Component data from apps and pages
============================================================

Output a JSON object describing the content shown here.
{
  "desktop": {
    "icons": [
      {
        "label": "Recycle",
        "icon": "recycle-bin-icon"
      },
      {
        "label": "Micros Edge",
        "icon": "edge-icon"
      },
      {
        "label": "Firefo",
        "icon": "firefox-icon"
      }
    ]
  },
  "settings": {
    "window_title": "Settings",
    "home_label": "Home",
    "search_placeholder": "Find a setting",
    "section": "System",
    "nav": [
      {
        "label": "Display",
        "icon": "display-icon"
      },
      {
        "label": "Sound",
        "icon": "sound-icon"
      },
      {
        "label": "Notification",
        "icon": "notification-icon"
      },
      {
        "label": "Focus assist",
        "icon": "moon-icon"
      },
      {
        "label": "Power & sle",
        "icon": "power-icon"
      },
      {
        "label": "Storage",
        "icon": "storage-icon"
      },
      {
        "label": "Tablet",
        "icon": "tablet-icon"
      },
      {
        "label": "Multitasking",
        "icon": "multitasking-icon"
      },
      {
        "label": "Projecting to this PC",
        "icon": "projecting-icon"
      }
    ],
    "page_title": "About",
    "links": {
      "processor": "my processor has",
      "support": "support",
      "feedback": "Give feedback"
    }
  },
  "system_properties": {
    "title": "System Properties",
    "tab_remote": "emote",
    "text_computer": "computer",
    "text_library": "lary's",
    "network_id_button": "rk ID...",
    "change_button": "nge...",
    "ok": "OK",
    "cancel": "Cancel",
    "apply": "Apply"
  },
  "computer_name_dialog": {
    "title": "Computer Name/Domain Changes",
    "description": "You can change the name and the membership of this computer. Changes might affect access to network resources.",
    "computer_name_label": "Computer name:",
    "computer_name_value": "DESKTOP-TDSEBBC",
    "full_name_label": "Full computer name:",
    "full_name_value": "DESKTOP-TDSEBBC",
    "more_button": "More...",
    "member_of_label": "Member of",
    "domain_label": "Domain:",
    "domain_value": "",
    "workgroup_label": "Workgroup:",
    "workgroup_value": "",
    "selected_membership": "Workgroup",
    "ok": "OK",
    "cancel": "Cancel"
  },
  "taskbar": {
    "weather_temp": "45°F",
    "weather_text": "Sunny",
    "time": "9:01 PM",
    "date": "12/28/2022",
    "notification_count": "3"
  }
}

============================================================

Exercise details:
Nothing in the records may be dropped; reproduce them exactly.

Your response:
Output a JSON object describing the content shown here.
{
  "desktop": {
    "icons": [
      {
        "label": "Recycle",
        "icon": "recycle-bin-icon"
      },
      {
        "label": "Micros Edge",
        "icon": "edge-icon"
      },
      {
        "label": "Firefo",
        "icon": "firefox-icon"
      }
    ]
  },
  "settings": {
    "window_title": "Settings",
    "home_label": "Home",
    "search_placeholder": "Find a setting",
    "section": "System",
    "nav": [
      {
        "label": "Display",
        "icon": "display-icon"
      },
      {
        "label": "Sound",
        "icon": "sound-icon"
      },
      {
        "label": "Notification",
        "icon": "notification-icon"
      },
      {
        "label": "Focus assist",
        "icon": "moon-icon"
      },
      {
        "label": "Power & sle",
        "icon": "power-icon"
      },
      {
        "label": "Storage",
        "icon": "storage-icon"
      },
      {
        "label": "Tablet",
        "icon": "tablet-icon"
      },
      {
        "label": "Multitasking",
        "icon": "multitasking-icon"
      },
      {
        "label": "Projecting to this PC",
        "icon": "projecting-icon"
      }
    ],
    "page_title": "About",
    "links": {
      "processor": "my processor has",
      "support": "support",
      "feedback": "Give feedback"
    }
  },
  "system_properties": {
    "title": "System Properties",
    "tab_remote": "emote",
    "text_computer": "computer",
    "text_library": "lary's",
    "network_id_button": "rk ID...",
    "change_button": "nge...",
    "ok": "OK",
    "cancel": "Cancel",
    "apply": "Apply"
  },
  "computer_name_dialog": {
    "title": "Computer Name/Domain Changes",
    "description": "You can change the name and the membership of this computer. Changes might affect access to network resources.",
    "computer_name_label": "Computer name:",
    "computer_name_value": "DESKTOP-TDSEBBC",
    "full_name_label": "Full computer name:",
    "full_name_value": "DESKTOP-TDSEBBC",
    "more_button": "More...",
    "member_of_label": "Member of",
    "domain_label": "Domain:",
    "domain_value": "",
    "workgroup_label": "Workgroup:",
    "workgroup_value": "",
    "selected_membership": "Workgroup",
    "ok": "OK",
    "cancel": "Cancel"
  },
  "taskbar": {
    "weather_temp": "45°F",
    "weather_text": "Sunny",
    "time": "9:01 PM",
    "date": "12/28/2022",
    "notification_count": "3"
  }
}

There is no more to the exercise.